Timothy David Mayhew is an award winning artist from the four corners area of New Mexico, located at the borders of Arizona, Colorado, and Utah giving him a uniquely varied environment to work in year around. Timothy David Mayhew's artwork has been acquired by many prestigious museums including the J. Paul Getty Museum, the Boston Museum of Fine Arts, the Philadelphia Museum of Art, the National Gallery of Art in Washington, DC, the Art Institute of Chicago, the Harvard University Art Museums, the National Museum of Wildlife Art, and the Leigh Yawkey Woodson Art Museum.

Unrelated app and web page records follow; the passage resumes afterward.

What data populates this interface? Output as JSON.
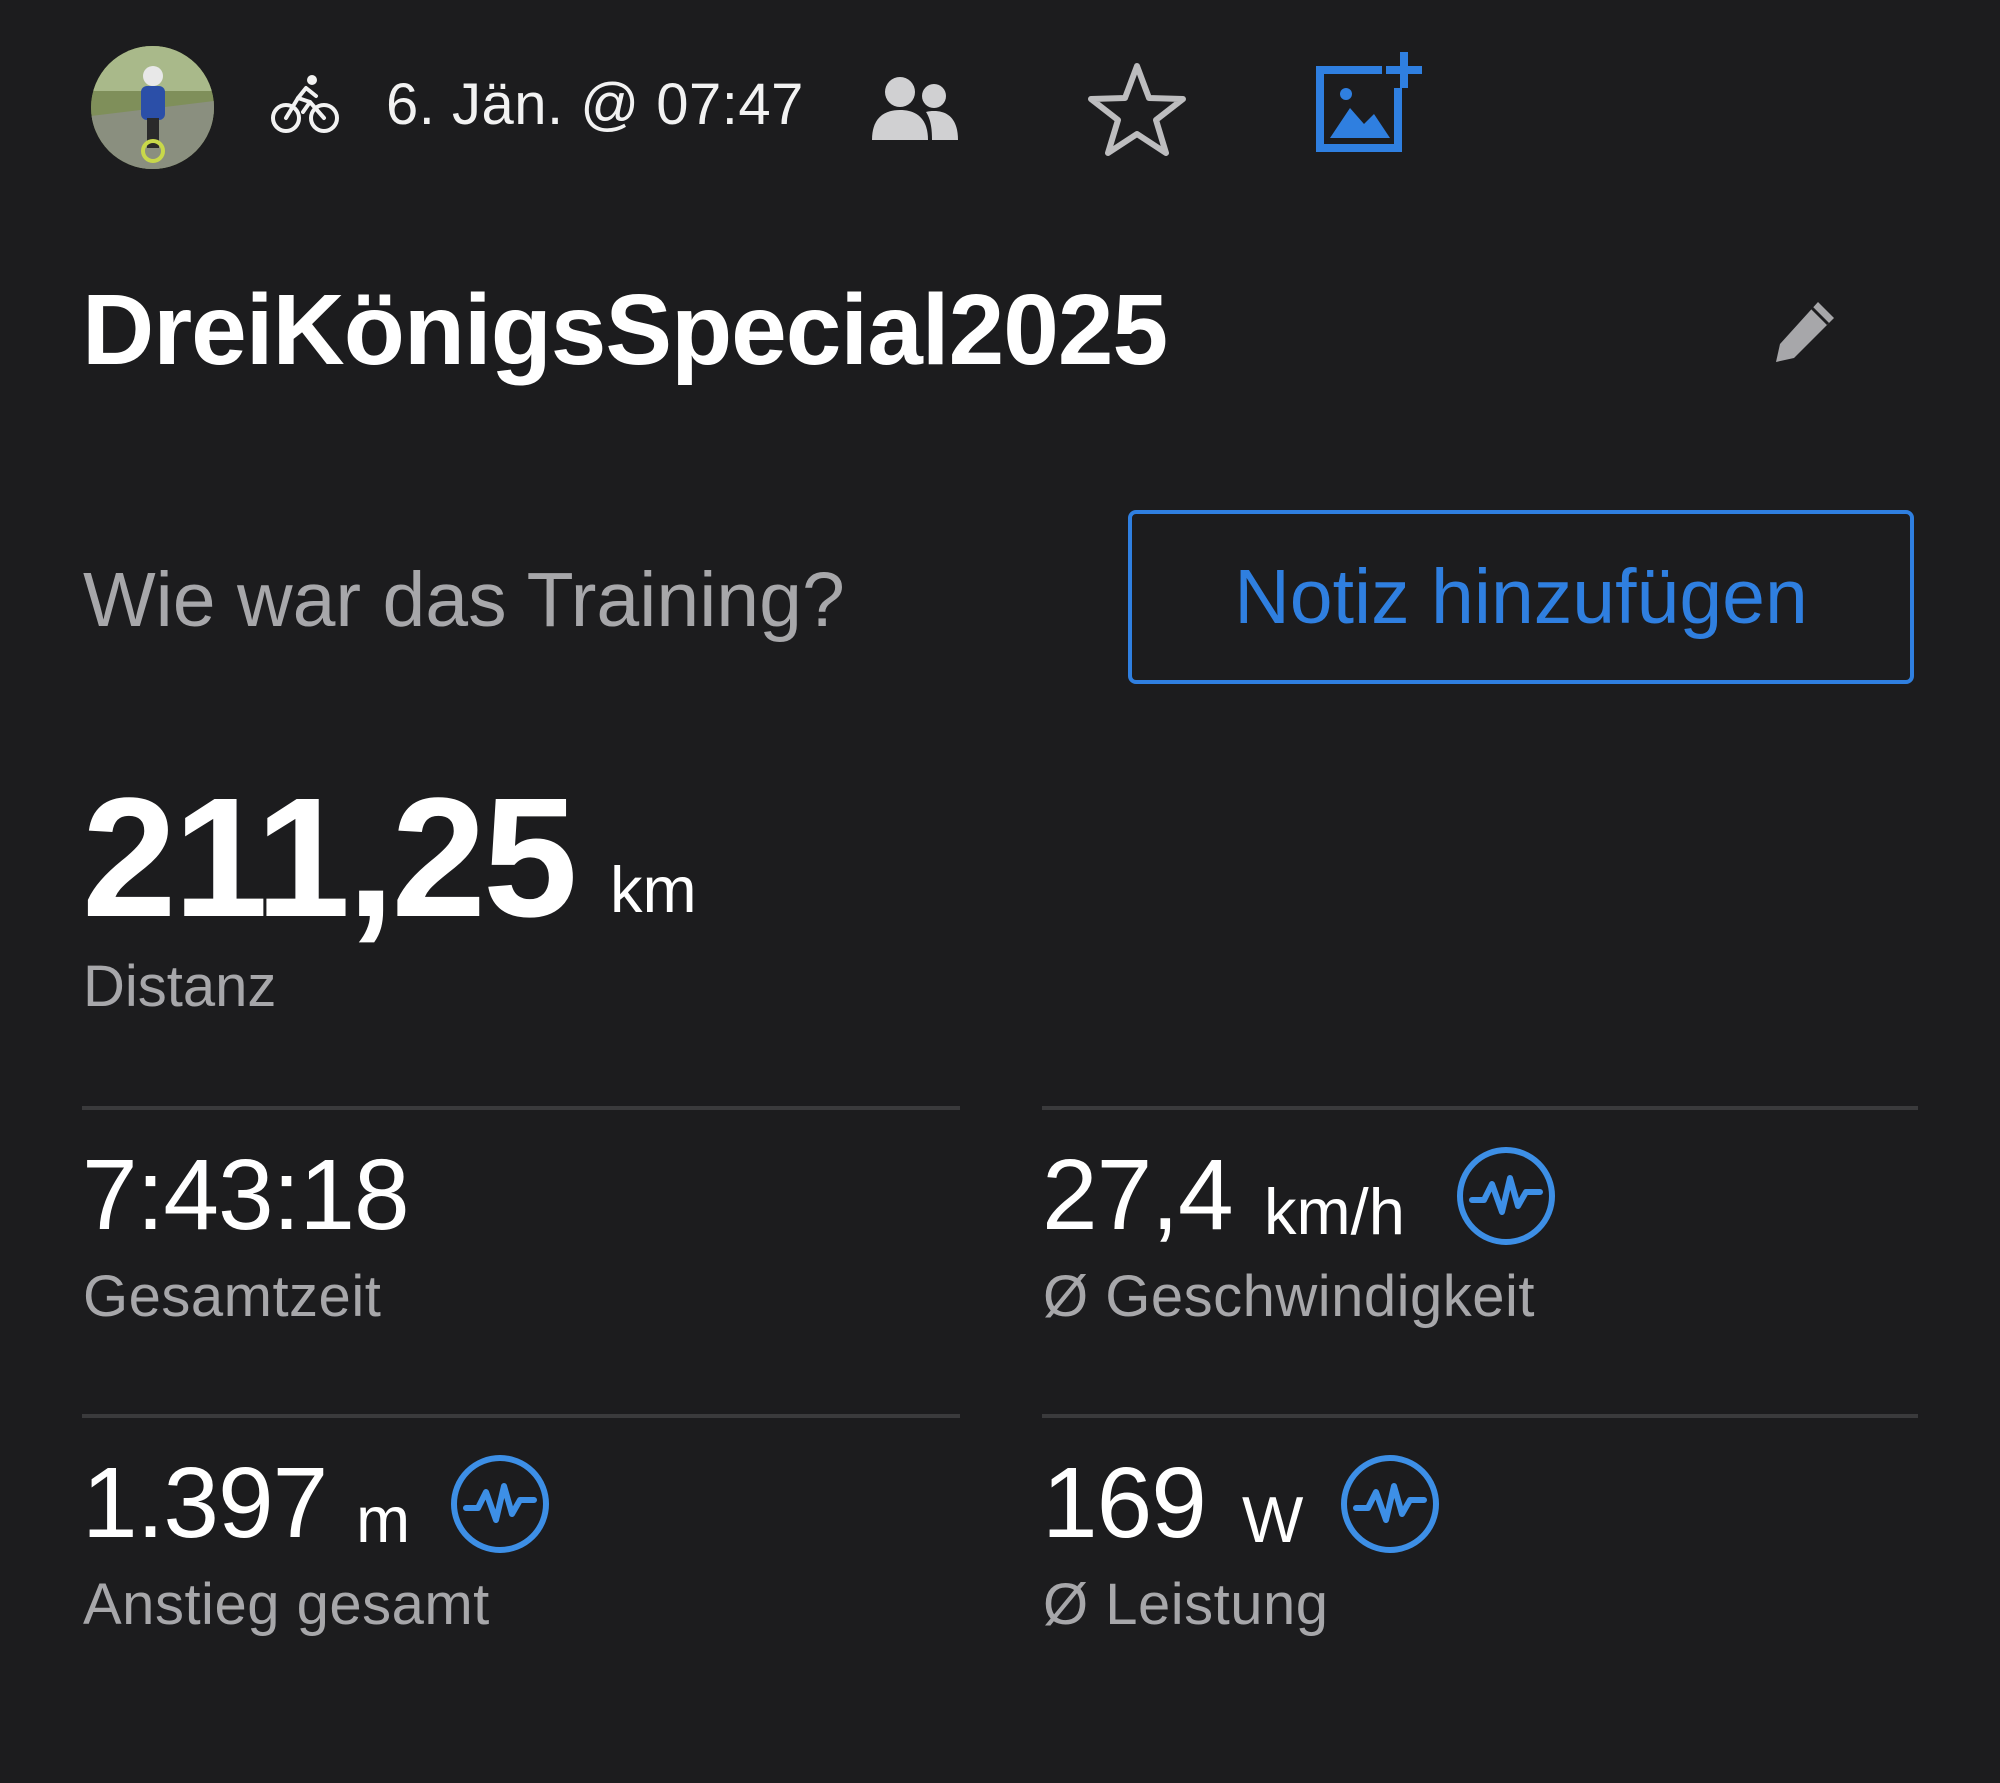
{
  "header": {
    "date_time": "6. Jän. @ 07:47",
    "icons": [
      "avatar",
      "bike-icon",
      "group-icon",
      "star-icon",
      "add-photo-icon"
    ]
  },
  "activity": {
    "title": "DreiKönigsSpecial2025",
    "edit_icon": "pencil-icon"
  },
  "feedback": {
    "question": "Wie war das Training?",
    "note_button": "Notiz hinzufügen"
  },
  "distance": {
    "value": "211,25",
    "unit": "km",
    "label": "Distanz"
  },
  "stats": {
    "total_time": {
      "value": "7:43:18",
      "unit": "",
      "label": "Gesamtzeit"
    },
    "avg_speed": {
      "value": "27,4",
      "unit": "km/h",
      "label": "Ø Geschwindigkeit",
      "icon": "performance-icon"
    },
    "ascent": {
      "value": "1.397",
      "unit": "m",
      "label": "Anstieg gesamt",
      "icon": "performance-icon"
    },
    "avg_power": {
      "value": "169",
      "unit": "W",
      "label": "Ø Leistung",
      "icon": "performance-icon"
    }
  },
  "colors": {
    "background": "#1c1c1e",
    "accent": "#2f7fe0",
    "secondary_text": "#a7a7aa",
    "divider": "#3a3a3c"
  }
}
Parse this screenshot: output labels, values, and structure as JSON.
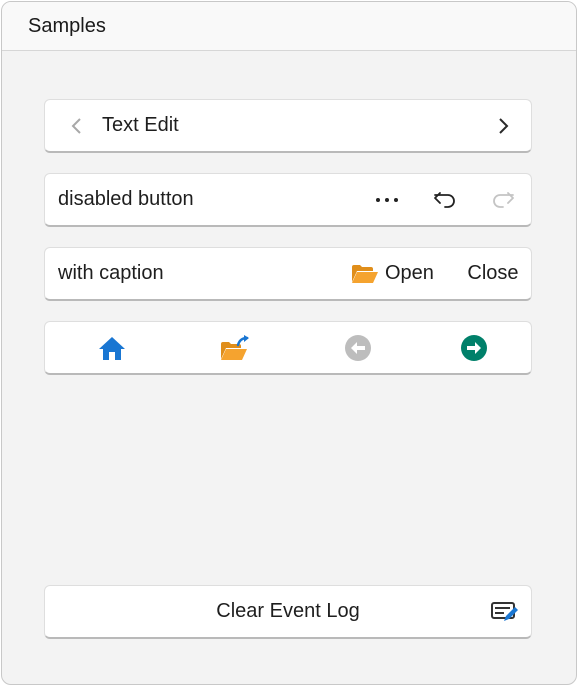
{
  "window": {
    "title": "Samples"
  },
  "nav_row": {
    "label": "Text Edit",
    "prev_icon": "chevron-left-icon",
    "next_icon": "chevron-right-icon"
  },
  "disabled_row": {
    "label": "disabled button",
    "more_icon": "more-icon",
    "undo_icon": "undo-icon",
    "redo_icon": "redo-icon"
  },
  "caption_row": {
    "label": "with caption",
    "open_label": "Open",
    "close_label": "Close",
    "open_icon": "folder-open-icon"
  },
  "icon_row": {
    "icons": [
      "home-icon",
      "folder-share-icon",
      "arrow-left-circle-icon",
      "arrow-right-circle-icon"
    ]
  },
  "bottom": {
    "clear_label": "Clear Event Log",
    "clear_icon": "edit-log-icon"
  },
  "colors": {
    "accent_blue": "#1976d2",
    "folder_orange": "#f5a32f",
    "teal": "#00806a",
    "disabled_gray": "#bdbdbd"
  }
}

He regularly receives many awards and honors for his artwork including the prestigious Red Smith Award for Best in Show from the National Museum of Wildlife Art’s Western Visions exhibition in 2015. The National Museum of Wildlife Art’s Trustees’ Purchase Award in 2014, the Artistic Excellence Award from Southwest Art in 2011, and the Robert Kuhn Award from the National Museum of Wildlife Art in 2010. Mayhew's artwork has been featured in several fine art journals including Western Art and Architecture, the Gray’s Sporting Journal, Fine Art Connoisseur, and Southwest Art.
Mayhew did his undergraduate studies at the University of Michigan and he went on to receive his doctorate from Wayne State University in 1978. To expand on his formal education, Mayhew sought out and studied with some of the finest living masters of art. For several years he studied and worked with with the renowned animal painter, Bob Kuhn, to learn how to depict animals in their natural environment. He also studied landscape painting en plein air from Clyde Aspevig and Matt Smith. Mayhew has been listed in Who’s Who in American Art since 2006, and he was inducted as a signature member of the National Academy of Professional Plein Air Painters in 2007.
Click on the images below to view Timothy David Mayhew's artwork available for sale at this year's show.
Four studies of a black-crowned night heron
My approach to the creation of art stems from ideas of one of the most versatile minds of Classical Roman Culture, the philosopher and humanist Marcus Tullius Cicero, who said that “Art is born of the observation and investigation of nature.”
Thus, I have found that a very essential part of my work involves taking numerous forays into the backcountry to allow me to directly study the landscape and the elegant creatures that live there. While there, I will gather invaluable information, including drawings and plein air oil paintings, which allow me to document and internalize my experiences. It takes resolute determination to leave a warm bed well before dawn on a cold and frosty morning but it is important in many ways. My time spent in nature energizes me and gives birth to my artistic passion, the ephemeral muse that inspires my artistic process.